29 August 2013Matthew 14:1-12
“The king was grieved, yet out of regard for his oaths and for the guests, he commanded it (the head of John, the Baptist) to be given;(so) he sent and had John beheaded in the prison.” (vv. 9-10)
Power, sex and violence feature heavily in the media as sources of both news and entertainment. This is nothing new. The story of Herod and John the Baptist, contains all three and shows how dangerous it can be when powerful people put themselves above the law and then justify their actions by eliminating their enemies.
Herod, the local ruler of Galilee, had seduced his sister-in-law Herodias and divorced his own wife in order to marry her. This had broken two Jewish laws - no divorce without good reason and marriages between in-laws being strictly forbidden.
John, an outspoken and truthful prophet, had challenged the situation and Herod had thrown him in jail to silence him. But Herodias wanted real revenge and set her daughter to the task of achieving her aim. What happened next may prove a little too seductive for those of a gentle disposition.
A swish of silken skirt and swaying
bright unbound hair and darkened dazzling eyes;
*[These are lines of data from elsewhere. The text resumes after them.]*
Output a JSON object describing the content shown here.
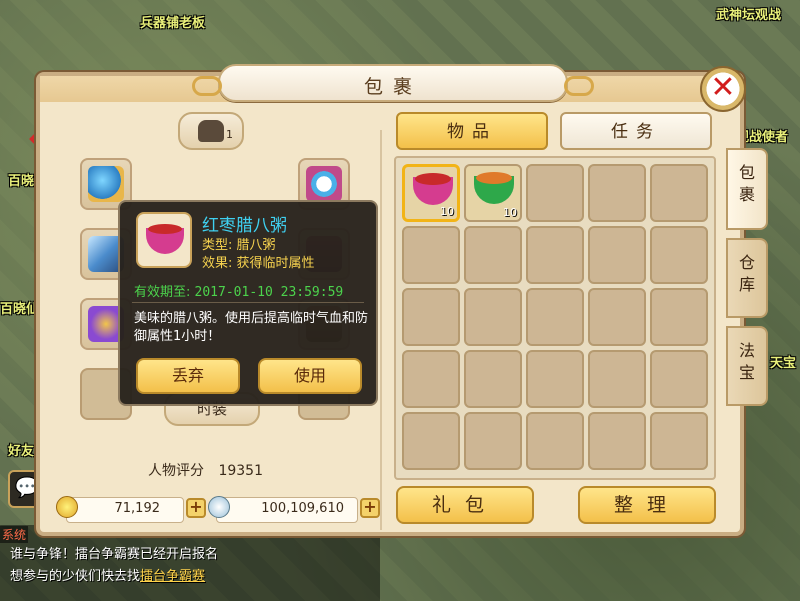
{
  "background": {
    "labels": [
      "兵器铺老板",
      "武神坛观战",
      "观战使者",
      "百晓",
      "百晓仙",
      "天宝",
      "好友"
    ],
    "chat_tag": "系统",
    "chat_lines": [
      "谁与争锋！擂台争霸赛已经开启报名",
      "想参与的少侠们快去找",
      "擂台争霸赛"
    ]
  },
  "panel": {
    "title": "包裹",
    "close_label": "✕"
  },
  "equipment": {
    "fashion_count": "1",
    "fashion_label": "时装",
    "score_label": "人物评分",
    "score_value": "19351",
    "currency": {
      "gold_value": "71,192",
      "silver_value": "100,109,610",
      "plus_label": "+"
    }
  },
  "tabs": {
    "items_label": "物品",
    "tasks_label": "任务"
  },
  "side_tabs": [
    "包裹",
    "仓库",
    "法宝"
  ],
  "grid": {
    "rows": 5,
    "cols": 5,
    "items": [
      {
        "name": "红枣腊八粥",
        "qty": "10",
        "selected": true,
        "bowl_color": "#d53c8f",
        "food_color": "#c82a2a"
      },
      {
        "name": "腊八粥",
        "qty": "10",
        "selected": false,
        "bowl_color": "#2ea84a",
        "food_color": "#e07a2a"
      }
    ]
  },
  "bottom_buttons": {
    "gift_label": "礼包",
    "sort_label": "整理"
  },
  "tooltip": {
    "name": "红枣腊八粥",
    "type_line": "类型: 腊八粥",
    "effect_line": "效果: 获得临时属性",
    "expiry_label": "有效期至:",
    "expiry_value": "2017-01-10 23:59:59",
    "description": "美味的腊八粥。使用后提高临时气血和防御属性1小时！",
    "discard_label": "丢弃",
    "use_label": "使用"
  },
  "colors": {
    "accent_gold": "#f3c04a",
    "panel_bg": "#f3e6c9",
    "tooltip_name": "#3fd0f0",
    "tooltip_attr": "#f7d34f",
    "tooltip_expiry": "#4cd34c"
  }
}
bejewelled dress revealing, then concealing;
devices all designed to mesmerise.
The music slowed, the dance grew yet
the guests were captivated by the sight.
Her body twisted, turned, invited, beckoned;
intended moves to set desire alight.
The daughter danced, Herodias stood,
while Herod sat, entranced by what he saw.
As wine was drunk, his guests roared their approval
and Herod raised his cup and asked for more.
The dance and music grew to a
and for a moment all the room was still,
but as the guests applauded the performance
Herod prepared to taste a bitter pill.
Inflamed, excited, he poured out his
Whatever this girl wanted, he would give.
Herodias had triumphed with her evil
and John the Baptist would no longer live.
The dish, now brought with severed
head, was shocking,
a sacrificial ending to the night
Her daring dance had woven death within it.
Revenge disguised behind that sensuous sight.
© Marjorie Dobson
Remember the quotation, "Power corrupts, but absolute power corrupts absolutely"? John was martyred for speaking the truth. Today, execution is an extreme option, but the truth can still be silenced - and is.
- What parallels to this story can you identify today?
- Is revenge ever justifiable? Why? Or why not?